Japan is seeking to increase its defense capabilities against a potential North Korean ballistic missile threat. It has set up a commission that will examine the potential benefits of placing Terminal High Altitude Area Defense (THAAD) systems on its territory.

“Although there is no specific plan to introduce the THAAD, the introduction of the new equipment will lead to strengthening Japan’s ability” in terms of tackling North Korean threats, Japan’s Defense Minister Tomomi Inada said this week.

“We are investigating future systems for intercepting missiles,” Inada told reporters in Tokyo. While no concrete plans are yet in place to deploy THAAD, military officials are looking at the option of beefing up defense capabilities and are “considering what can be done.”

The Ministry of Defense has set up a study committee, headed by State Minister of Defense Kenji Wakamiya to examine the pros and cons of US state-of-the-art interceptor system, Reuters Japan reported. The committee is expected to summarize the results of the probe by summer next year. 

The Defense Minister herself meanwhile plans to visit the US base in Guam in December to see the THAAD systems at work, according to The Japan News. 

Originally Japan was set to avoid the issue of ballistic missile defense for a few years until National Defense Program Guidelines (2019-23) could be discussed by the government. But after North Korea launched more than 20 ballistic missiles this year and carried out its fifth nuclear test, possible THAAD deployment moved up the defense agenda.

Earlier this year, despite objections from China and Russia, South Korea agreed to deploy US THAAD batteries on its territory also citing concerns with the North Korean missile threat.
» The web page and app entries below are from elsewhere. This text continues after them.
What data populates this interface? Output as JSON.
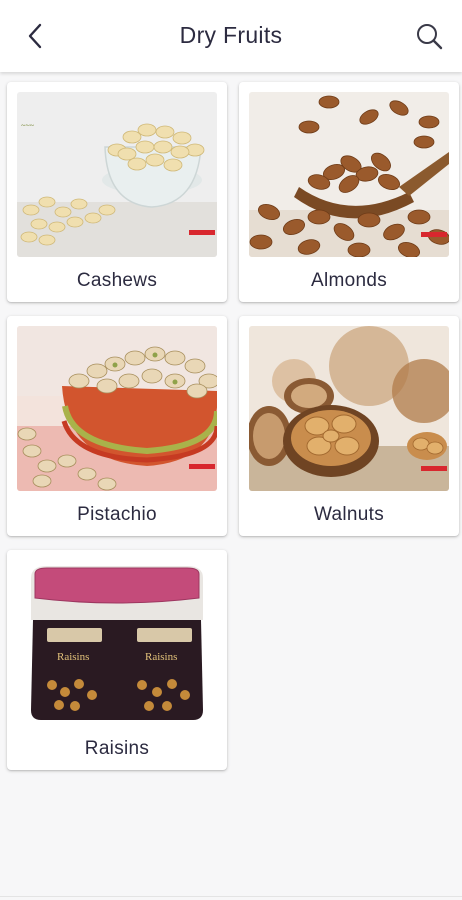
{
  "header": {
    "title": "Dry Fruits",
    "back_icon": "chevron-left-icon",
    "search_icon": "search-icon"
  },
  "products": [
    {
      "label": "Cashews"
    },
    {
      "label": "Almonds"
    },
    {
      "label": "Pistachio"
    },
    {
      "label": "Walnuts"
    },
    {
      "label": "Raisins"
    }
  ],
  "colors": {
    "title_text": "#2c2b40",
    "background": "#f7f7f8",
    "card": "#ffffff"
  }
}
If Tokyo, in the long run, does choose to deploy THAAD, Japan will acquire a three-stage interceptor system to secure its borders, Bloomberg reported.

The current two-tier system relies on ship-based SM-3 interceptors to target missiles in space and land-based PAC-3 batteries to intercept rockets flying closer to the ground. THAAD will allow for the interception of missiles in or outside the Earth’s atmosphere.

Local media meanwhile reports that THAAD deployment will cost hundreds of billions of yen. There is no news yet of how this venture might be funded.

Under the Status of Forces Agreement (SOFA), US will provide Korea with THAAD batteries at around $1.3 billion (1.49 trillion won) per unit, according to the Korea Times. The United States will fund its deployment and operation, but Seoul will be responsible for providing the land and relevant facilities to host the systems.